═════ Dataset ═════
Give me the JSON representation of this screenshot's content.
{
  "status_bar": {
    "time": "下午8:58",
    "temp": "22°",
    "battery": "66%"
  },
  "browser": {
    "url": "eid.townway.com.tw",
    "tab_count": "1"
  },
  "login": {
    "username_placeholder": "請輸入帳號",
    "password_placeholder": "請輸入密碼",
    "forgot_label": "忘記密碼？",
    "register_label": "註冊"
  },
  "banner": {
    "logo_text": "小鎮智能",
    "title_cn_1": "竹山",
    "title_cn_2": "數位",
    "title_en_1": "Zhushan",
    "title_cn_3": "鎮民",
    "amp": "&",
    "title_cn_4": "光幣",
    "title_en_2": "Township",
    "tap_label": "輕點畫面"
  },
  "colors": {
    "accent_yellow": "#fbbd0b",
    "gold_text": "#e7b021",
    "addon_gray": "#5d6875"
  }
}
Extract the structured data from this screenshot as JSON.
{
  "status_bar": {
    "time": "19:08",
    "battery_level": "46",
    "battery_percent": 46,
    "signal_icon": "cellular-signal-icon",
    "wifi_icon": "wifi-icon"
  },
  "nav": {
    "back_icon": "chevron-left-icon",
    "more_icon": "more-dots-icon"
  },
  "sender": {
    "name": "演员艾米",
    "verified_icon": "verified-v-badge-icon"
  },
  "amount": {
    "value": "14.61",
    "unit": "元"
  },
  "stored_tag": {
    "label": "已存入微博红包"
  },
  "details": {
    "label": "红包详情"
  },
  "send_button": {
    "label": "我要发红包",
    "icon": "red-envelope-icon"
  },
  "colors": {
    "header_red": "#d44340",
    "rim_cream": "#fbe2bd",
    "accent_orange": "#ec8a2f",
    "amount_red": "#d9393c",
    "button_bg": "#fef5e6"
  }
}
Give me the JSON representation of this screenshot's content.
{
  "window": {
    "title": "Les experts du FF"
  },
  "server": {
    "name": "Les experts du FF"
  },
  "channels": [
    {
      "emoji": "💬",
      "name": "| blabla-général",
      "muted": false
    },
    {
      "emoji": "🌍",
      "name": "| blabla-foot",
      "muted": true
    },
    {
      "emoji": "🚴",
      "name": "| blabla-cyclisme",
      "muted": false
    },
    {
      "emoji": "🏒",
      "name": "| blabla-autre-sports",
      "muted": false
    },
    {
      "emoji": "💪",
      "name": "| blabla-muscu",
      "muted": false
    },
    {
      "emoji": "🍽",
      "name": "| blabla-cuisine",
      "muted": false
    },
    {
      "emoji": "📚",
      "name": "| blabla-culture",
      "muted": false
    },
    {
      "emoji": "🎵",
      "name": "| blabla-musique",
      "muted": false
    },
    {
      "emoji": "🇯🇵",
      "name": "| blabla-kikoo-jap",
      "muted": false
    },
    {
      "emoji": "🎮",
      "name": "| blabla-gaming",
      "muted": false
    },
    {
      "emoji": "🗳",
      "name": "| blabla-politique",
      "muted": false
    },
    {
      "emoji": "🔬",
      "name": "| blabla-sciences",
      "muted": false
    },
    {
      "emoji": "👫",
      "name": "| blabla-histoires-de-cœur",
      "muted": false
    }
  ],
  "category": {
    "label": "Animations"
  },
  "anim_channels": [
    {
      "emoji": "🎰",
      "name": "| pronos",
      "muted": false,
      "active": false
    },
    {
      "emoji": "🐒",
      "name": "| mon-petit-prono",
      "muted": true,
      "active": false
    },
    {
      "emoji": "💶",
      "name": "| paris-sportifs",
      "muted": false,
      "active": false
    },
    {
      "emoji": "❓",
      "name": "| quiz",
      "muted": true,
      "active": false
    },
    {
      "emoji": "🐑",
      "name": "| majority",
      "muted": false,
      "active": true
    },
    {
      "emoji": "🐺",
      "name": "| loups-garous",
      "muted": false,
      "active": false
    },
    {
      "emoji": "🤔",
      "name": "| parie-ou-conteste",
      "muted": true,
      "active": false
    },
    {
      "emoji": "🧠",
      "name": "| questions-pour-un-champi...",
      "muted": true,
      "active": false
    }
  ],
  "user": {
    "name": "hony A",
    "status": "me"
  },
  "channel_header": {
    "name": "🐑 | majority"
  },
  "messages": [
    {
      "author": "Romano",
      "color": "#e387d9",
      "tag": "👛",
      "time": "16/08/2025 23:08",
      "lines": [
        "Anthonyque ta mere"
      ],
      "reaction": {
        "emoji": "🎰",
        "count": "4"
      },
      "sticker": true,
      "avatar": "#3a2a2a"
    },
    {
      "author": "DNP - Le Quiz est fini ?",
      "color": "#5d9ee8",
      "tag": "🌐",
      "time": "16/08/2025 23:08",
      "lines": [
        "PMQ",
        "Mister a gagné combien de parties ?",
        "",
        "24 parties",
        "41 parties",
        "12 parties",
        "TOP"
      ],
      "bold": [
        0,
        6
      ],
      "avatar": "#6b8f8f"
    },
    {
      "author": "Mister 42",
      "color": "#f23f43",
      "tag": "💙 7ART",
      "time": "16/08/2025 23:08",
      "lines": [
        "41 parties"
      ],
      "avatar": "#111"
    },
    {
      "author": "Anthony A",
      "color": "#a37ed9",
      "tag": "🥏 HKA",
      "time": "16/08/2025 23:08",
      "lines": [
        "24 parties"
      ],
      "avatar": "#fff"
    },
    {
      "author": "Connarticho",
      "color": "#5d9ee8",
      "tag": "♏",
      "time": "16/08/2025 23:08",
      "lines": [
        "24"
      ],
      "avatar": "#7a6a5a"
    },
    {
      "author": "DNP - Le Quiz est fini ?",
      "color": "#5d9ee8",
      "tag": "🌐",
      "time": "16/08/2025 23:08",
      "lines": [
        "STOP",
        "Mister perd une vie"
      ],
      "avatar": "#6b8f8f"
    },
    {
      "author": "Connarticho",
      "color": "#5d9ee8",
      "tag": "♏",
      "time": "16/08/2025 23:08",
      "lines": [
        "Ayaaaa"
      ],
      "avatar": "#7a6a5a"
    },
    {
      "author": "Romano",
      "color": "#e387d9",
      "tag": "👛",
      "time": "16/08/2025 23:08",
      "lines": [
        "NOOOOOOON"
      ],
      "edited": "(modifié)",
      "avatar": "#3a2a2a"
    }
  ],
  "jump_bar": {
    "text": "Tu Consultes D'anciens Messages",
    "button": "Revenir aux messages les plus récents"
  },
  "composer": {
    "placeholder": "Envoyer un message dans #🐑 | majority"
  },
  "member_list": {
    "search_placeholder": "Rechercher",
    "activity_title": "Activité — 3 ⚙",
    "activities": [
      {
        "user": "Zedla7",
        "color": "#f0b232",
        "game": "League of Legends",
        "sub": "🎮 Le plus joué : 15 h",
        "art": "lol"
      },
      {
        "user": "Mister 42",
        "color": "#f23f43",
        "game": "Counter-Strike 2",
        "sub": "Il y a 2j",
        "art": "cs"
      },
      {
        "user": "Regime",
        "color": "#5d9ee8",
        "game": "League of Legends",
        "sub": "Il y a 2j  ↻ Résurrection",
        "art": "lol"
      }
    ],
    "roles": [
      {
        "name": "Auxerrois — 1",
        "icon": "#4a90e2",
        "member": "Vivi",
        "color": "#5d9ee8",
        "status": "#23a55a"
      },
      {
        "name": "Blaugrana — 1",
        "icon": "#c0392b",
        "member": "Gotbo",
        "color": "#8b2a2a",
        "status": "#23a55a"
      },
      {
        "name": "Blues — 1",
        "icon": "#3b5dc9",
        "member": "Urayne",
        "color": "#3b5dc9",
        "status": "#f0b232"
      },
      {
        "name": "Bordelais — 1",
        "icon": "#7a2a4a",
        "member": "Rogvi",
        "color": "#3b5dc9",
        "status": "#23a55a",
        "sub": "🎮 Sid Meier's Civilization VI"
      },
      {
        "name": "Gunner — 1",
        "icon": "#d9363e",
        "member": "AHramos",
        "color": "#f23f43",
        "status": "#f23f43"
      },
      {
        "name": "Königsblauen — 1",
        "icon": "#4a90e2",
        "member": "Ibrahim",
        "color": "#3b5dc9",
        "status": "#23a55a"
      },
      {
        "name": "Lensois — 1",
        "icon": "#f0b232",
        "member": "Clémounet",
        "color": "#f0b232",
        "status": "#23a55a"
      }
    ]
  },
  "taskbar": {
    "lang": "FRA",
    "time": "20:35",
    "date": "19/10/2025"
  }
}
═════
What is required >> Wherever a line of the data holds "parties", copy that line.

Task answer >>
        "Mister a gagné combien de parties ?",
        "24 parties",
        "41 parties",
        "12 parties",
        "41 parties"
        "24 parties"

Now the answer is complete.